I remember once we went to a John Lyons clinic in Davis, CA. We slept in the back of her pick up in the clinic parking lot because we were both too broke to afford a room. It was better that way anyway. We could get up and be the first ones in the bleachers. We could wander around the grounds and commune with the animals.

There are so many things I remember about her. You know how a lot of times when you eulogize a person that in the back of your mind as you're saying all the nice things you're also thinking I wish I could say the whole truth of my experience with this person? Like he sure was a bastard in many ways and cruel and selfish? I wanted to say this about my dad. But I didn't. There's no point.

Well, in Georgia's case I can honestly say there was not a mean bone in her body. I can eulogize her with confidence about her sweet nature. She was an exemplary person who always looked for how it might feel to walk a mile in another one's shoes. She was kind. She was thoughtful. She had demons like we all do and she battled them and it made her a compassionate person. She lived that compassion in her daily life.

Of course, I'm going to miss her. Like I miss my dad's wife Teresa. Also taken before old age. Also taken while still young and vital. They're both gone on ahead to the ultimate adventure. They've both travelled up the road ahead of the rest of us and have left us behind.

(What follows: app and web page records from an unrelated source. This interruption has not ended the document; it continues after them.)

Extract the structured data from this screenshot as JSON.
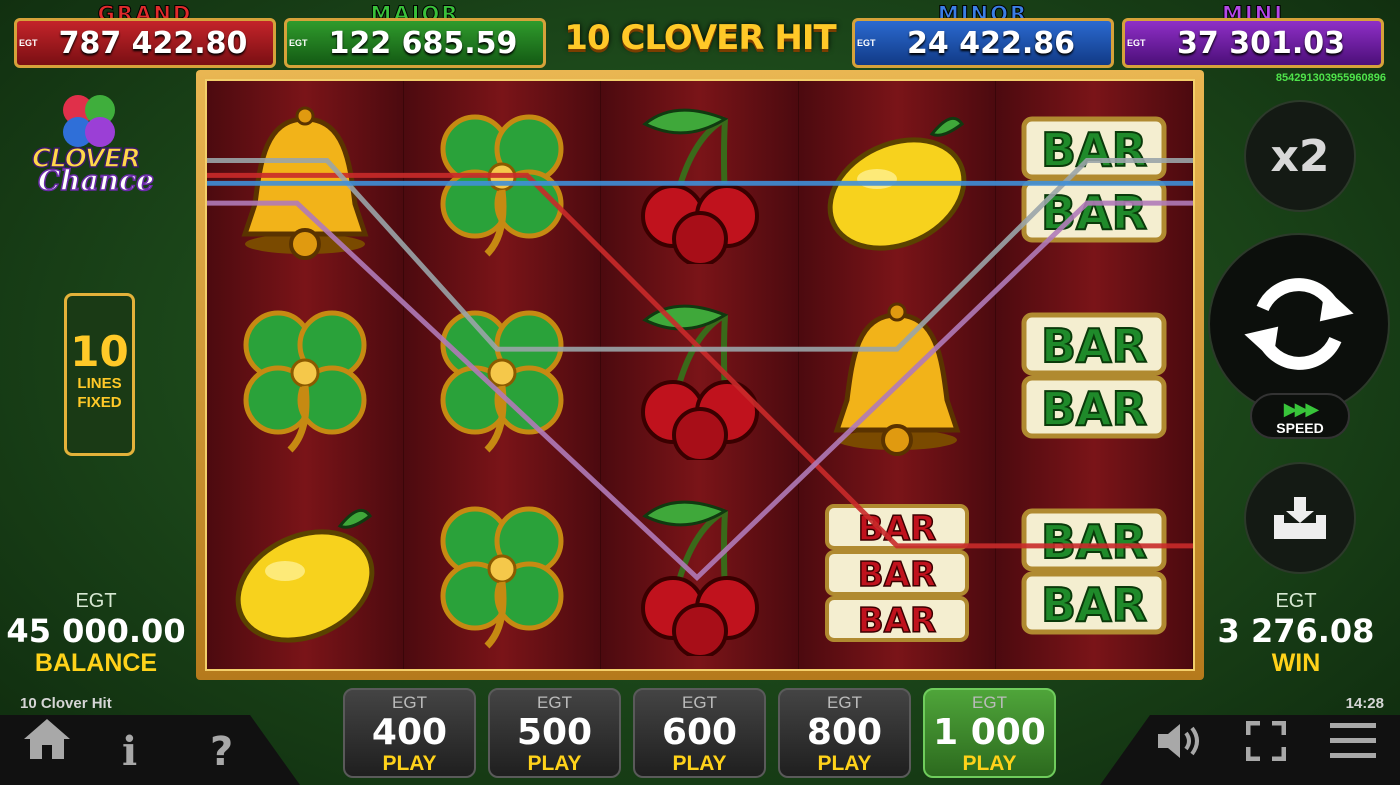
{
  "jackpots": [
    {
      "name": "GRAND",
      "egt": "EGT",
      "value": "787 422.80"
    },
    {
      "name": "MAJOR",
      "egt": "EGT",
      "value": "122 685.59"
    },
    {
      "name": "MINOR",
      "egt": "EGT",
      "value": "24 422.86"
    },
    {
      "name": "MINI",
      "egt": "EGT",
      "value": "37 301.03"
    }
  ],
  "game_title": "10 CLOVER HIT",
  "seed": "854291303955960896",
  "logo": {
    "line1": "CLOVER",
    "line2": "Chance"
  },
  "lines": {
    "count": "10",
    "label1": "LINES",
    "label2": "FIXED"
  },
  "balance": {
    "currency": "EGT",
    "value": "45 000.00",
    "label": "BALANCE"
  },
  "win": {
    "currency": "EGT",
    "value": "3 276.08",
    "label": "WIN"
  },
  "reels": [
    [
      "bell",
      "clover",
      "lemon"
    ],
    [
      "clover",
      "clover",
      "clover"
    ],
    [
      "cherry",
      "cherry",
      "cherry"
    ],
    [
      "lemon",
      "bell",
      "bar3"
    ],
    [
      "bar2",
      "bar2",
      "bar2"
    ]
  ],
  "controls": {
    "multiplier": "x2",
    "speed_label": "SPEED",
    "spin_icon": "refresh-icon",
    "autoplay_icon": "download-tray-icon"
  },
  "bets": [
    {
      "currency": "EGT",
      "value": "400",
      "label": "PLAY",
      "active": false
    },
    {
      "currency": "EGT",
      "value": "500",
      "label": "PLAY",
      "active": false
    },
    {
      "currency": "EGT",
      "value": "600",
      "label": "PLAY",
      "active": false
    },
    {
      "currency": "EGT",
      "value": "800",
      "label": "PLAY",
      "active": false
    },
    {
      "currency": "EGT",
      "value": "1 000",
      "label": "PLAY",
      "active": true
    }
  ],
  "footer": {
    "game_name": "10 Clover Hit",
    "time": "14:28",
    "info": "i",
    "help": "?"
  },
  "colors": {
    "grand": "#c4242a",
    "major": "#2f9b2c",
    "minor": "#2b6ad0",
    "mini": "#8f2fc7",
    "accent": "#ffd21a",
    "frame": "#e9b652"
  }
}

We'll follow them on that same path soon enough. May life set lightly upon you and give you have peace.